- **Try it**
Repeat each entry as written, dropping any picture you find.

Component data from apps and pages
○ ○ ○ ○
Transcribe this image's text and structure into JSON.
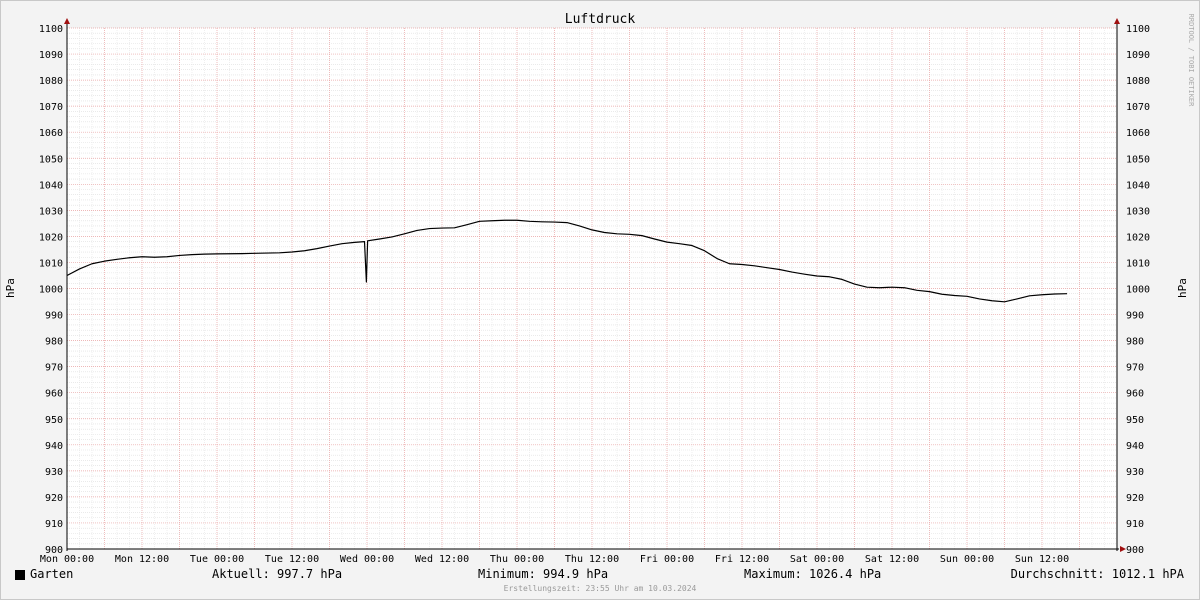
{
  "chart_data": {
    "type": "line",
    "title": "Luftdruck",
    "ylabel_left": "hPa",
    "ylabel_right": "hPa",
    "ylim": [
      900,
      1100
    ],
    "yticks": [
      900,
      910,
      920,
      930,
      940,
      950,
      960,
      970,
      980,
      990,
      1000,
      1010,
      1020,
      1030,
      1040,
      1050,
      1060,
      1070,
      1080,
      1090,
      1100
    ],
    "x_unit": "hours since Mon 00:00",
    "xlim": [
      0,
      168
    ],
    "xticks": [
      {
        "h": 0,
        "label": "Mon 00:00"
      },
      {
        "h": 12,
        "label": "Mon 12:00"
      },
      {
        "h": 24,
        "label": "Tue 00:00"
      },
      {
        "h": 36,
        "label": "Tue 12:00"
      },
      {
        "h": 48,
        "label": "Wed 00:00"
      },
      {
        "h": 60,
        "label": "Wed 12:00"
      },
      {
        "h": 72,
        "label": "Thu 00:00"
      },
      {
        "h": 84,
        "label": "Thu 12:00"
      },
      {
        "h": 96,
        "label": "Fri 00:00"
      },
      {
        "h": 108,
        "label": "Fri 12:00"
      },
      {
        "h": 120,
        "label": "Sat 00:00"
      },
      {
        "h": 132,
        "label": "Sat 12:00"
      },
      {
        "h": 144,
        "label": "Sun 00:00"
      },
      {
        "h": 156,
        "label": "Sun 12:00"
      }
    ],
    "grid": "on",
    "series": [
      {
        "name": "Garten",
        "color": "#000000",
        "points": [
          [
            0,
            1005
          ],
          [
            2,
            1007.5
          ],
          [
            4,
            1009.5
          ],
          [
            6,
            1010.5
          ],
          [
            8,
            1011.2
          ],
          [
            10,
            1011.8
          ],
          [
            12,
            1012.2
          ],
          [
            14,
            1012.0
          ],
          [
            16,
            1012.2
          ],
          [
            18,
            1012.7
          ],
          [
            20,
            1013.0
          ],
          [
            22,
            1013.2
          ],
          [
            24,
            1013.3
          ],
          [
            28,
            1013.4
          ],
          [
            30,
            1013.5
          ],
          [
            34,
            1013.7
          ],
          [
            36,
            1014.0
          ],
          [
            38,
            1014.5
          ],
          [
            40,
            1015.3
          ],
          [
            42,
            1016.3
          ],
          [
            44,
            1017.2
          ],
          [
            46,
            1017.7
          ],
          [
            47.6,
            1018.0
          ],
          [
            47.9,
            1002.5
          ],
          [
            48.1,
            1018.3
          ],
          [
            50,
            1019.0
          ],
          [
            52,
            1019.8
          ],
          [
            54,
            1021.0
          ],
          [
            56,
            1022.3
          ],
          [
            58,
            1023.0
          ],
          [
            60,
            1023.2
          ],
          [
            62,
            1023.3
          ],
          [
            64,
            1024.5
          ],
          [
            66,
            1025.8
          ],
          [
            68,
            1026.0
          ],
          [
            70,
            1026.2
          ],
          [
            72,
            1026.2
          ],
          [
            74,
            1025.8
          ],
          [
            76,
            1025.6
          ],
          [
            78,
            1025.5
          ],
          [
            80,
            1025.3
          ],
          [
            82,
            1024.0
          ],
          [
            84,
            1022.5
          ],
          [
            86,
            1021.5
          ],
          [
            88,
            1021.0
          ],
          [
            90,
            1020.8
          ],
          [
            92,
            1020.3
          ],
          [
            94,
            1019.0
          ],
          [
            96,
            1017.8
          ],
          [
            98,
            1017.2
          ],
          [
            100,
            1016.5
          ],
          [
            102,
            1014.5
          ],
          [
            104,
            1011.5
          ],
          [
            106,
            1009.5
          ],
          [
            108,
            1009.2
          ],
          [
            110,
            1008.7
          ],
          [
            112,
            1008.0
          ],
          [
            114,
            1007.3
          ],
          [
            116,
            1006.3
          ],
          [
            118,
            1005.5
          ],
          [
            120,
            1004.8
          ],
          [
            122,
            1004.5
          ],
          [
            124,
            1003.5
          ],
          [
            126,
            1001.7
          ],
          [
            128,
            1000.5
          ],
          [
            130,
            1000.3
          ],
          [
            132,
            1000.5
          ],
          [
            134,
            1000.3
          ],
          [
            136,
            999.3
          ],
          [
            138,
            998.8
          ],
          [
            140,
            997.8
          ],
          [
            142,
            997.3
          ],
          [
            144,
            997.0
          ],
          [
            146,
            996.0
          ],
          [
            148,
            995.3
          ],
          [
            150,
            994.9
          ],
          [
            152,
            996.0
          ],
          [
            154,
            997.2
          ],
          [
            156,
            997.6
          ],
          [
            158,
            997.9
          ],
          [
            160,
            998.0
          ]
        ]
      }
    ]
  },
  "watermark": "RRDTOOL / TOBI OETIKER",
  "legend": {
    "series_name": "Garten",
    "current": "Aktuell: 997.7 hPa",
    "minimum": "Minimum: 994.9 hPa",
    "maximum": "Maximum: 1026.4 hPa",
    "average": "Durchschnitt: 1012.1 hPA"
  },
  "footer": "Erstellungszeit: 23:55 Uhr am 10.03.2024"
}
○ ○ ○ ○
- **Answer for the task**
Transcribe this image's text and structure into JSON.
{
  "chart_data": {
    "type": "line",
    "title": "Luftdruck",
    "ylabel_left": "hPa",
    "ylabel_right": "hPa",
    "ylim": [
      900,
      1100
    ],
    "yticks": [
      900,
      910,
      920,
      930,
      940,
      950,
      960,
      970,
      980,
      990,
      1000,
      1010,
      1020,
      1030,
      1040,
      1050,
      1060,
      1070,
      1080,
      1090,
      1100
    ],
    "x_unit": "hours since Mon 00:00",
    "xlim": [
      0,
      168
    ],
    "xticks": [
      {
        "h": 0,
        "label": "Mon 00:00"
      },
      {
        "h": 12,
        "label": "Mon 12:00"
      },
      {
        "h": 24,
        "label": "Tue 00:00"
      },
      {
        "h": 36,
        "label": "Tue 12:00"
      },
      {
        "h": 48,
        "label": "Wed 00:00"
      },
      {
        "h": 60,
        "label": "Wed 12:00"
      },
      {
        "h": 72,
        "label": "Thu 00:00"
      },
      {
        "h": 84,
        "label": "Thu 12:00"
      },
      {
        "h": 96,
        "label": "Fri 00:00"
      },
      {
        "h": 108,
        "label": "Fri 12:00"
      },
      {
        "h": 120,
        "label": "Sat 00:00"
      },
      {
        "h": 132,
        "label": "Sat 12:00"
      },
      {
        "h": 144,
        "label": "Sun 00:00"
      },
      {
        "h": 156,
        "label": "Sun 12:00"
      }
    ],
    "grid": "on",
    "series": [
      {
        "name": "Garten",
        "color": "#000000",
        "points": [
          [
            0,
            1005
          ],
          [
            2,
            1007.5
          ],
          [
            4,
            1009.5
          ],
          [
            6,
            1010.5
          ],
          [
            8,
            1011.2
          ],
          [
            10,
            1011.8
          ],
          [
            12,
            1012.2
          ],
          [
            14,
            1012.0
          ],
          [
            16,
            1012.2
          ],
          [
            18,
            1012.7
          ],
          [
            20,
            1013.0
          ],
          [
            22,
            1013.2
          ],
          [
            24,
            1013.3
          ],
          [
            28,
            1013.4
          ],
          [
            30,
            1013.5
          ],
          [
            34,
            1013.7
          ],
          [
            36,
            1014.0
          ],
          [
            38,
            1014.5
          ],
          [
            40,
            1015.3
          ],
          [
            42,
            1016.3
          ],
          [
            44,
            1017.2
          ],
          [
            46,
            1017.7
          ],
          [
            47.6,
            1018.0
          ],
          [
            47.9,
            1002.5
          ],
          [
            48.1,
            1018.3
          ],
          [
            50,
            1019.0
          ],
          [
            52,
            1019.8
          ],
          [
            54,
            1021.0
          ],
          [
            56,
            1022.3
          ],
          [
            58,
            1023.0
          ],
          [
            60,
            1023.2
          ],
          [
            62,
            1023.3
          ],
          [
            64,
            1024.5
          ],
          [
            66,
            1025.8
          ],
          [
            68,
            1026.0
          ],
          [
            70,
            1026.2
          ],
          [
            72,
            1026.2
          ],
          [
            74,
            1025.8
          ],
          [
            76,
            1025.6
          ],
          [
            78,
            1025.5
          ],
          [
            80,
            1025.3
          ],
          [
            82,
            1024.0
          ],
          [
            84,
            1022.5
          ],
          [
            86,
            1021.5
          ],
          [
            88,
            1021.0
          ],
          [
            90,
            1020.8
          ],
          [
            92,
            1020.3
          ],
          [
            94,
            1019.0
          ],
          [
            96,
            1017.8
          ],
          [
            98,
            1017.2
          ],
          [
            100,
            1016.5
          ],
          [
            102,
            1014.5
          ],
          [
            104,
            1011.5
          ],
          [
            106,
            1009.5
          ],
          [
            108,
            1009.2
          ],
          [
            110,
            1008.7
          ],
          [
            112,
            1008.0
          ],
          [
            114,
            1007.3
          ],
          [
            116,
            1006.3
          ],
          [
            118,
            1005.5
          ],
          [
            120,
            1004.8
          ],
          [
            122,
            1004.5
          ],
          [
            124,
            1003.5
          ],
          [
            126,
            1001.7
          ],
          [
            128,
            1000.5
          ],
          [
            130,
            1000.3
          ],
          [
            132,
            1000.5
          ],
          [
            134,
            1000.3
          ],
          [
            136,
            999.3
          ],
          [
            138,
            998.8
          ],
          [
            140,
            997.8
          ],
          [
            142,
            997.3
          ],
          [
            144,
            997.0
          ],
          [
            146,
            996.0
          ],
          [
            148,
            995.3
          ],
          [
            150,
            994.9
          ],
          [
            152,
            996.0
          ],
          [
            154,
            997.2
          ],
          [
            156,
            997.6
          ],
          [
            158,
            997.9
          ],
          [
            160,
            998.0
          ]
        ]
      }
    ]
  },
  "watermark": "RRDTOOL / TOBI OETIKER",
  "legend": {
    "series_name": "Garten",
    "current": "Aktuell: 997.7 hPa",
    "minimum": "Minimum: 994.9 hPa",
    "maximum": "Maximum: 1026.4 hPa",
    "average": "Durchschnitt: 1012.1 hPA"
  },
  "footer": "Erstellungszeit: 23:55 Uhr am 10.03.2024"
}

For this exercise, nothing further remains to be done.